Great White Shark Kills Woman In Maine
Julie Dimperio Holowach was laughing as she and her daughter paddled into the water Monday off the coast of Maine's Bailey Island.
Suddenly Holowach, who was wearing a black wetsuit, started flailing, witness Tom Whyte told The Boston Globe. Her daughter swam back to shore, dropped to her knees and screamed for help, he said.
Nearby kayakers brought Holowach's badly injured body to shore. By the time paramedics arrived, the 63-year-old seasonal resident from New York City was already dead, killed in the first fatal shark attack in Maine's history.
Some researchers say the waters around Maine have more white sharks than they used to, as the predators go in search of seal meat.
"I think it's generally accepted that the increase in number of seals is leading to more white sharks coming closer to shore during some months," Nick Whitney, a senior scientist at the New England Aquarium, told Maine Public Radio.
After the attack, officials recovered a fragment of tooth. They sent the tooth to Gregory Skomal, a shark biologist at Massachusetts' Division of Marine Fisheries, who positively identified the shark as a great white.
"This is the only confirmed fatality in Maine waters from a shark attack," said the commissioner of Maine's Department of Marine Resources, Patrick Keliher, at a news conference Tuesday.
He urged swimmers and boaters to use caution near Bailey Island and to avoid swimming near schooling fish or seals. Schools of fish will attract seals, Keliher said. "The seals, in return, will attract sharks."
According to MPR, Keliher said Holowach's wetsuit might have made her look like a seal.
The only other confirmed shark attack in Maine waters happened 10 years ago in Eastport, he said. A scuba diver caught that attack on film.
Shark attacks have been on a steady decrease over the past decade, with only five fatal attacks in 2019, according to data from the International Shark Attack File, maintained by the Florida Museum of Natural History and the University of Florida.
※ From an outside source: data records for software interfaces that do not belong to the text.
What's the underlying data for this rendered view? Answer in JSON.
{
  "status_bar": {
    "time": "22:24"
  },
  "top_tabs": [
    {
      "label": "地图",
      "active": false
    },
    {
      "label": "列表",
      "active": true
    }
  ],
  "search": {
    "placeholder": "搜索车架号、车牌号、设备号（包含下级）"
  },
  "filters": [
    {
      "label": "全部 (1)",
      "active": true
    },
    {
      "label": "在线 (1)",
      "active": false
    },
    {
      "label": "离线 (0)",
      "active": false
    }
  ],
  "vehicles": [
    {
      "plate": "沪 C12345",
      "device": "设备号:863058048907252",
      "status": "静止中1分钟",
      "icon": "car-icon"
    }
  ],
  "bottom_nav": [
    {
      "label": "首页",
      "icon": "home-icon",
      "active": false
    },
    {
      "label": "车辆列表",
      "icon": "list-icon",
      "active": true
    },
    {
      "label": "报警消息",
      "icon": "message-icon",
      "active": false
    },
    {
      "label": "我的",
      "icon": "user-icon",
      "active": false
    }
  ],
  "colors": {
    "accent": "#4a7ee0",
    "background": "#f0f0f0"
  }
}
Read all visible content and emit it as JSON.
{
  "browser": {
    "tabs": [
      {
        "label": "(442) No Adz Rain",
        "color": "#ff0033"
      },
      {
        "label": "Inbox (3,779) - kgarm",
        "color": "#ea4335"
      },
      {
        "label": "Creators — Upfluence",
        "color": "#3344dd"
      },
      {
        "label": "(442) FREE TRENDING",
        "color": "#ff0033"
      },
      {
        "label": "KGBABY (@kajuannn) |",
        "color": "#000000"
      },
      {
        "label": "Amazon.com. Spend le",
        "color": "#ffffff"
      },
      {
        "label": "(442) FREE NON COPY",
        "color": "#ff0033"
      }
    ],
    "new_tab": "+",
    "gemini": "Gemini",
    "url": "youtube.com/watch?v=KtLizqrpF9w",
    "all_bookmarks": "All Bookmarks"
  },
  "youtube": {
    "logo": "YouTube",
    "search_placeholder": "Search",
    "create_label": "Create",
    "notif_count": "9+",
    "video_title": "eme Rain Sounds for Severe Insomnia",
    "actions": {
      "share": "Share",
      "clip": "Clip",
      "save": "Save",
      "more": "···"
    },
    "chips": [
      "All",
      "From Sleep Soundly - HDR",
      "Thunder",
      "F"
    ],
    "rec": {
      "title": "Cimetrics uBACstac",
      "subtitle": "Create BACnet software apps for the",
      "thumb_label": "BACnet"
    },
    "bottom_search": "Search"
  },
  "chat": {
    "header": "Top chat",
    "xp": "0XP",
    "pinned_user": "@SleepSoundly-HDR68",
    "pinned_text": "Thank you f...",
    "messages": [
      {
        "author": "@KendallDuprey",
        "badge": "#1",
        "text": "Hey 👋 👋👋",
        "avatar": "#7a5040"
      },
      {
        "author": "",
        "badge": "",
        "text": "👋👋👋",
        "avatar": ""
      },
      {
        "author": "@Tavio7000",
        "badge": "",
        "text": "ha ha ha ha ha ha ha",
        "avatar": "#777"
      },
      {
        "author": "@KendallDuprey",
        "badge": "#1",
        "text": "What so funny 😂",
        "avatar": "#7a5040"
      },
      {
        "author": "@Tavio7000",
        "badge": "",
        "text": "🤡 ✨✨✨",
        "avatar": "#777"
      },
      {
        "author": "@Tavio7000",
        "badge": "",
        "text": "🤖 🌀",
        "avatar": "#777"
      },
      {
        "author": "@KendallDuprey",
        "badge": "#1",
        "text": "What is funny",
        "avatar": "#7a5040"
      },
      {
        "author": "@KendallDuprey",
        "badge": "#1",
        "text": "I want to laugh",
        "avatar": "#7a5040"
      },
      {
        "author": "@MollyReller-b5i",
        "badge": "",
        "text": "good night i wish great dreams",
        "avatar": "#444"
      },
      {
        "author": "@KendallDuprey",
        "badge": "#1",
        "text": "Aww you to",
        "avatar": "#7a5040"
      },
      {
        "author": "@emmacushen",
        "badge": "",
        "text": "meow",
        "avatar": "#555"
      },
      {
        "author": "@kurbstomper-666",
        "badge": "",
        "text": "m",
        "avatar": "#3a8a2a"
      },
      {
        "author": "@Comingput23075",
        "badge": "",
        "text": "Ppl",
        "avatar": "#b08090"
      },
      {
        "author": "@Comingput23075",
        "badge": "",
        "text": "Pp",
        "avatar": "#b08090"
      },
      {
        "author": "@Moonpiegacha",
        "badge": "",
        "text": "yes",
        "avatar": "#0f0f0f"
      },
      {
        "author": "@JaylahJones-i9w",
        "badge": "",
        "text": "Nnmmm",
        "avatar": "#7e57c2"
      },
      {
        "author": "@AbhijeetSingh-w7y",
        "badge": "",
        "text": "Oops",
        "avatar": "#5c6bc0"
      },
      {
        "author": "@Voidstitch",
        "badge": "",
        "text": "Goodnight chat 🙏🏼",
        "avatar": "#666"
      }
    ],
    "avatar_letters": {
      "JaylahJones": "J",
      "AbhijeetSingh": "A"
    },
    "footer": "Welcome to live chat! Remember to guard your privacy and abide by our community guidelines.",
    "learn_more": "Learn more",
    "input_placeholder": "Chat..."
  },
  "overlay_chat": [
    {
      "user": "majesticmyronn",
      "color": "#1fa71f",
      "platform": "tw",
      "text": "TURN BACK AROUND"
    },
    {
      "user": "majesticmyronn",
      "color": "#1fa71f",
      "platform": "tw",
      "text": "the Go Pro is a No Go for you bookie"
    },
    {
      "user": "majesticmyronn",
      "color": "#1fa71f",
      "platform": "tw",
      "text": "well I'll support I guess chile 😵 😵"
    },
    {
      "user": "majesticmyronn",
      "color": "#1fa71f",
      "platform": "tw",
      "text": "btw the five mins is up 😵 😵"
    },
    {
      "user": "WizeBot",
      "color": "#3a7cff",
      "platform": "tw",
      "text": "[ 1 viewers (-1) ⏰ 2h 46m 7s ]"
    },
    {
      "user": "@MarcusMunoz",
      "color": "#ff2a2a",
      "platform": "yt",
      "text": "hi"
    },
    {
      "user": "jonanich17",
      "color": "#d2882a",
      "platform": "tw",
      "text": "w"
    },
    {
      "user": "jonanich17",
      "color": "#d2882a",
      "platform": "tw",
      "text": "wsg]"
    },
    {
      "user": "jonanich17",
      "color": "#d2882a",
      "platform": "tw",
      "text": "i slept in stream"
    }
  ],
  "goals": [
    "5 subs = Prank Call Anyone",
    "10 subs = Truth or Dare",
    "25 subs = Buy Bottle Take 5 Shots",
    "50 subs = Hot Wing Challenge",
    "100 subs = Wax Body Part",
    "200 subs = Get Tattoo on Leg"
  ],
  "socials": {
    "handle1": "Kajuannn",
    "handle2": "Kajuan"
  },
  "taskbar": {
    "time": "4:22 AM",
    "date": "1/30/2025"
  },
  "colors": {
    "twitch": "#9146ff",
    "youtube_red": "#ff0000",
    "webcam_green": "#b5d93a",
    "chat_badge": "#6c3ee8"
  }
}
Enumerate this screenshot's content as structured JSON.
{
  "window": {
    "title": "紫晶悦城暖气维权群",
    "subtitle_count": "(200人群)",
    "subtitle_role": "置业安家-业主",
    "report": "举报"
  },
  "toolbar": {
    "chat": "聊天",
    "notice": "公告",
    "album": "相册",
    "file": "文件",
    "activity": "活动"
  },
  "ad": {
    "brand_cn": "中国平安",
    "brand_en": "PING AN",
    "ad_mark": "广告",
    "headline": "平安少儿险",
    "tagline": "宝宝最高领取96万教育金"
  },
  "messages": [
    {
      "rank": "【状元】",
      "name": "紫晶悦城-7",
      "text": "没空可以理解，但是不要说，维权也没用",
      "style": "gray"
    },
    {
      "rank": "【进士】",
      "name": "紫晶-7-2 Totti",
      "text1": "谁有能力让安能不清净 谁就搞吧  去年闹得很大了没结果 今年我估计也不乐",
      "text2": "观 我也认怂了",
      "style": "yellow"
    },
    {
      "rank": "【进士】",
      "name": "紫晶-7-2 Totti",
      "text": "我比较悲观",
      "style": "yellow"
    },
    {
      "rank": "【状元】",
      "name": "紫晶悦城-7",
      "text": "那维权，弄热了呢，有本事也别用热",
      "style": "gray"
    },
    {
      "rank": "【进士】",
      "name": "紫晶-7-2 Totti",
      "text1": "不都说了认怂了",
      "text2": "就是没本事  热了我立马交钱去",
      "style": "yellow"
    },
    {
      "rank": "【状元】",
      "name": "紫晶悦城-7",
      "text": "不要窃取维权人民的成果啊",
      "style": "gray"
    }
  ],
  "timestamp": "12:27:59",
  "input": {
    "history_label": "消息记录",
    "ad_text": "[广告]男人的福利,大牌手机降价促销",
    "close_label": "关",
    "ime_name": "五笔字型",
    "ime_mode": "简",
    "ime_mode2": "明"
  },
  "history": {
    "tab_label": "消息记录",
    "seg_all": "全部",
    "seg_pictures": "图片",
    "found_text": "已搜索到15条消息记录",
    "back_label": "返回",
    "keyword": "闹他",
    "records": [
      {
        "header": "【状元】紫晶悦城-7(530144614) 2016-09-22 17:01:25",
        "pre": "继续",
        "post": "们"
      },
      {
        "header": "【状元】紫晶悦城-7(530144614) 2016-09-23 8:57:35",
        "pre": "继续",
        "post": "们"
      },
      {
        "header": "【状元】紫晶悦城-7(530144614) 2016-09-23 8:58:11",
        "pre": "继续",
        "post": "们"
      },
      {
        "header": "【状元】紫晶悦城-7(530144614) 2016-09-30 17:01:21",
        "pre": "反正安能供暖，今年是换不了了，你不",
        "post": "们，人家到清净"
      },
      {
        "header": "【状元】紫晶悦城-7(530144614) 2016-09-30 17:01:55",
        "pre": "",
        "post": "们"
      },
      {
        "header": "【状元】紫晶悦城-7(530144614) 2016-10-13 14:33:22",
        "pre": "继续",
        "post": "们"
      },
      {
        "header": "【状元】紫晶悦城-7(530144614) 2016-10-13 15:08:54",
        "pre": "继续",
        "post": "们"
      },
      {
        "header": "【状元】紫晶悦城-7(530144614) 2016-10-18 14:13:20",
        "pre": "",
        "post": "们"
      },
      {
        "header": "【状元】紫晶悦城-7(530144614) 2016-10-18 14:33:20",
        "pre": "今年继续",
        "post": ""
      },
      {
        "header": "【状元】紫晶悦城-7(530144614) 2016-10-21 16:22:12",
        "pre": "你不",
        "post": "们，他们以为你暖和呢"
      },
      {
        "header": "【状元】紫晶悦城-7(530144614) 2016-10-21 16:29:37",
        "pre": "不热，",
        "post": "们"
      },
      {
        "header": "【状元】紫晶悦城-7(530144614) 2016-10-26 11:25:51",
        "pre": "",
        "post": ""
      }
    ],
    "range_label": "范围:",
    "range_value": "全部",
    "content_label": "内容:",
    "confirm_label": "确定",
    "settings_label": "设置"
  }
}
The decrease is because of advances in beach safety, medical treatment and public awareness, they say.
Shark attacks on humans are "incredibly rare," Gavin Naylor, program director for the International Shark Attack File, told The New York Times. "We like to tell people there is a much higher chance of being struck by lightning than being bitten by a shark."